“I will always remember the day that [Carlota] told me she was considering writing a book, and from that moment on, she really poured her heart and soul and literally hundreds of hours of her time into producing it, while she was also finishing three majors at USC and working in France,” Schusterman said.
She went on to describe Carlota’s unwavering determination to accomplish her goal of creating a book that broke past society’s preconceived notions of what beauty is as well as one that was for a diverse audience.
“No matter how stressful or overwhelming things got throughout the process, [Carlota] never let self doubt get in the way and remained steadfast in her mission to share this knowledge about holistic beauty … but with the ultimate vision of empowering every person who picks up her book, which she has undoubtedly succeeded in,” Schusterman said.
Similarly Carlota’s friend Lyle Li, a private client assistant at luxury fashion retail platform FarFetch who helped her throughout her editing process, spoke to how much he was able to learn from Carlota’s research process as well as the unique stories that she was able to present in her book.
“I think for Carlota just her travels, her interviews, I gathered so much more about the beauty industry than I would have just through personal reading,” Li said. “[‘Beauty: As It Is’] was a great resource because it really gathered a lot of diverse perspectives from various individuals in the industry from corporate executives to people from indie brands, and I think the fact that this book also talks about men’s beauty, which I think is incredibly interesting.”
“Beauty: As It Is” is Carlota’s way of questioning the beauty industry in a way that no one ever has before — approaching the process from a place of authenticity and hope for the industry.
“[If the beauty industry was perfect], it [would be] inclusive to people from all backgrounds, all colors, all shapes and sizes,” Carlota said. “[The industry] is there to highlight all of our strengths and highlight our beauties and make us feel more beautiful.”
It’s clear that Carolta has put her own personal stamp on the beauty industry through writing her book. Every part of it is an encapsulation of her global worldview and exploration, from the way that it was inspired from a question she had as a kid to the ways that she finished the edits her last college semester in Paris while cafe hopping around the city.
This past summer, Rodriguez-Benito began translating the book into Spanish, to make sure it’s accessible to even more people around the world. Now, she’s working on a book about the future of luxury, which will be out next year.

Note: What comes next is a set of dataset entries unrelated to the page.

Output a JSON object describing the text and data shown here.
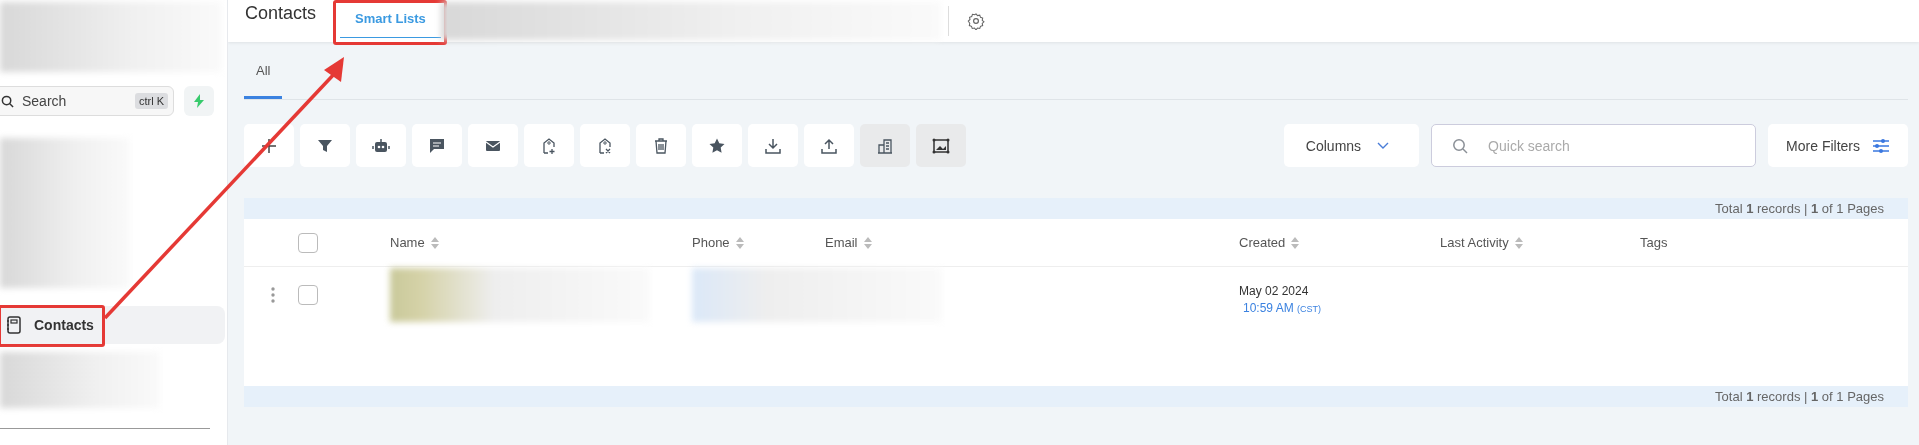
{
  "sidebar": {
    "search": {
      "placeholder": "Search",
      "shortcut": "ctrl K"
    },
    "items": [
      {
        "label": "Contacts",
        "selected": true,
        "highlighted": true
      }
    ]
  },
  "header": {
    "title": "Contacts",
    "tabs": [
      {
        "label": "Smart Lists",
        "selected": true,
        "highlighted": true
      }
    ]
  },
  "list_tabs": [
    {
      "label": "All",
      "selected": true
    }
  ],
  "toolbar": {
    "buttons": [
      {
        "shaded": false
      },
      {
        "shaded": false
      },
      {
        "shaded": false
      },
      {
        "shaded": false
      },
      {
        "shaded": false
      },
      {
        "shaded": false
      },
      {
        "shaded": false
      },
      {
        "shaded": false
      },
      {
        "shaded": false
      },
      {
        "shaded": false
      },
      {
        "shaded": false
      },
      {
        "shaded": true
      },
      {
        "shaded": true
      }
    ],
    "columns_button": "Columns",
    "search": {
      "placeholder": "Quick search"
    },
    "filters_button": "More Filters"
  },
  "table": {
    "summary": "Total **1** records | **1** of 1 Pages",
    "select_all": {
      "checked": false
    },
    "columns": [
      {
        "label": "Name",
        "sortable": true
      },
      {
        "label": "Phone",
        "sortable": true
      },
      {
        "label": "Email",
        "sortable": true
      },
      {
        "label": "Created",
        "sortable": true
      },
      {
        "label": "Last Activity",
        "sortable": true
      },
      {
        "label": "Tags",
        "sortable": false
      }
    ],
    "rows": [
      {
        "checked": false,
        "created_date": "May 02 2024",
        "created_time": "10:59 AM",
        "timezone": "(CST)"
      }
    ],
    "footer": "Total **1** records | **1** of 1 Pages"
  }
}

“We tend to think that beauty is something that is image related, where beauty is something that is so, so deeply found in each and every one of us, and we just need to learn how to emanate it to others,” Rodriguez-Benito said.